#### Provided material
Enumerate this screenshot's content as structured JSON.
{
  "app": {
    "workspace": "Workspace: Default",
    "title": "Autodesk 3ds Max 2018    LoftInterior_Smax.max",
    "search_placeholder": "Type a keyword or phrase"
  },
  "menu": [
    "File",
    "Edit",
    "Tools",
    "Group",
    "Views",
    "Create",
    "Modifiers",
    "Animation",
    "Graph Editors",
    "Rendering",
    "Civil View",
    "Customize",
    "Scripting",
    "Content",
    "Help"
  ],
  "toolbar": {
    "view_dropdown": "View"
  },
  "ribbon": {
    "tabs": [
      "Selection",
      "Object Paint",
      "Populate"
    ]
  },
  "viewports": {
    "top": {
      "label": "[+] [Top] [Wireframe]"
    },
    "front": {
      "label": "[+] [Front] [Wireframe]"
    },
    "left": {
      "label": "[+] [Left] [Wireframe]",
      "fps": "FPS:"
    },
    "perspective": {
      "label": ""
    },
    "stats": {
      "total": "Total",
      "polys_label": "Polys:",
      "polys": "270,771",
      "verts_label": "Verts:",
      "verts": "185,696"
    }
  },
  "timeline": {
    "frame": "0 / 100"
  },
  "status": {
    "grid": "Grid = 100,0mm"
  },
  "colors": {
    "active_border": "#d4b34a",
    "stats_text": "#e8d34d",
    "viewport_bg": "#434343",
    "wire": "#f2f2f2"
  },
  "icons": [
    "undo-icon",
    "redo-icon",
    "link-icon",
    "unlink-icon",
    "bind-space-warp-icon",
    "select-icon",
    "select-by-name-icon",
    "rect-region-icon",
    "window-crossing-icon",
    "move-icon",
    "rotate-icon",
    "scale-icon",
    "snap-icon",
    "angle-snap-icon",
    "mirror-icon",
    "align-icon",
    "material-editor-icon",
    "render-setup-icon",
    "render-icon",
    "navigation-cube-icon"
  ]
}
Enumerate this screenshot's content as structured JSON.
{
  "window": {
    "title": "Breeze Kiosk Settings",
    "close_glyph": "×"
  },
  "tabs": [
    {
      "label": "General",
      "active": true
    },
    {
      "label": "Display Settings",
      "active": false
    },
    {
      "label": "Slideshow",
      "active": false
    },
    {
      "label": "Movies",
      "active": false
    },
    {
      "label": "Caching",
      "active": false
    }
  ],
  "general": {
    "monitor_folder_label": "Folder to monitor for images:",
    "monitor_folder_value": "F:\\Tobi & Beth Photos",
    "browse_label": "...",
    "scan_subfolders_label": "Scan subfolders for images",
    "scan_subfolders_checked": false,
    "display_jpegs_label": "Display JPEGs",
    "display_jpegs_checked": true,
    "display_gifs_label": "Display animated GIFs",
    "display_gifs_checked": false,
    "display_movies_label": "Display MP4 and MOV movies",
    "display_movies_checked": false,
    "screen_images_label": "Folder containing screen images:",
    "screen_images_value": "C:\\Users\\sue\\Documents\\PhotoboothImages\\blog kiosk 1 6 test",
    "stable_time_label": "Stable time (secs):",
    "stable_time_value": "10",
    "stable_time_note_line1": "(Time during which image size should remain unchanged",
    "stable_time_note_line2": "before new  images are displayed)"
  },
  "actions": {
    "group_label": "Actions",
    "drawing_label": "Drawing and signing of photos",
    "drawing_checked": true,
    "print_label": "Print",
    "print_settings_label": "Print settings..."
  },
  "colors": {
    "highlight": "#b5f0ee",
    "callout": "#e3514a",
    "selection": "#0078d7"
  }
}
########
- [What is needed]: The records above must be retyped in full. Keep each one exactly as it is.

- [Answer space]:
Enumerate this screenshot's content as structured JSON.
{
  "app": {
    "workspace": "Workspace: Default",
    "title": "Autodesk 3ds Max 2018    LoftInterior_Smax.max",
    "search_placeholder": "Type a keyword or phrase"
  },
  "menu": [
    "File",
    "Edit",
    "Tools",
    "Group",
    "Views",
    "Create",
    "Modifiers",
    "Animation",
    "Graph Editors",
    "Rendering",
    "Civil View",
    "Customize",
    "Scripting",
    "Content",
    "Help"
  ],
  "toolbar": {
    "view_dropdown": "View"
  },
  "ribbon": {
    "tabs": [
      "Selection",
      "Object Paint",
      "Populate"
    ]
  },
  "viewports": {
    "top": {
      "label": "[+] [Top] [Wireframe]"
    },
    "front": {
      "label": "[+] [Front] [Wireframe]"
    },
    "left": {
      "label": "[+] [Left] [Wireframe]",
      "fps": "FPS:"
    },
    "perspective": {
      "label": ""
    },
    "stats": {
      "total": "Total",
      "polys_label": "Polys:",
      "polys": "270,771",
      "verts_label": "Verts:",
      "verts": "185,696"
    }
  },
  "timeline": {
    "frame": "0 / 100"
  },
  "status": {
    "grid": "Grid = 100,0mm"
  },
  "colors": {
    "active_border": "#d4b34a",
    "stats_text": "#e8d34d",
    "viewport_bg": "#434343",
    "wire": "#f2f2f2"
  },
  "icons": [
    "undo-icon",
    "redo-icon",
    "link-icon",
    "unlink-icon",
    "bind-space-warp-icon",
    "select-icon",
    "select-by-name-icon",
    "rect-region-icon",
    "window-crossing-icon",
    "move-icon",
    "rotate-icon",
    "scale-icon",
    "snap-icon",
    "angle-snap-icon",
    "mirror-icon",
    "align-icon",
    "material-editor-icon",
    "render-setup-icon",
    "render-icon",
    "navigation-cube-icon"
  ]
}
Enumerate this screenshot's content as structured JSON.
{
  "window": {
    "title": "Breeze Kiosk Settings",
    "close_glyph": "×"
  },
  "tabs": [
    {
      "label": "General",
      "active": true
    },
    {
      "label": "Display Settings",
      "active": false
    },
    {
      "label": "Slideshow",
      "active": false
    },
    {
      "label": "Movies",
      "active": false
    },
    {
      "label": "Caching",
      "active": false
    }
  ],
  "general": {
    "monitor_folder_label": "Folder to monitor for images:",
    "monitor_folder_value": "F:\\Tobi & Beth Photos",
    "browse_label": "...",
    "scan_subfolders_label": "Scan subfolders for images",
    "scan_subfolders_checked": false,
    "display_jpegs_label": "Display JPEGs",
    "display_jpegs_checked": true,
    "display_gifs_label": "Display animated GIFs",
    "display_gifs_checked": false,
    "display_movies_label": "Display MP4 and MOV movies",
    "display_movies_checked": false,
    "screen_images_label": "Folder containing screen images:",
    "screen_images_value": "C:\\Users\\sue\\Documents\\PhotoboothImages\\blog kiosk 1 6 test",
    "stable_time_label": "Stable time (secs):",
    "stable_time_value": "10",
    "stable_time_note_line1": "(Time during which image size should remain unchanged",
    "stable_time_note_line2": "before new  images are displayed)"
  },
  "actions": {
    "group_label": "Actions",
    "drawing_label": "Drawing and signing of photos",
    "drawing_checked": true,
    "print_label": "Print",
    "print_settings_label": "Print settings..."
  },
  "colors": {
    "highlight": "#b5f0ee",
    "callout": "#e3514a",
    "selection": "#0078d7"
  }
}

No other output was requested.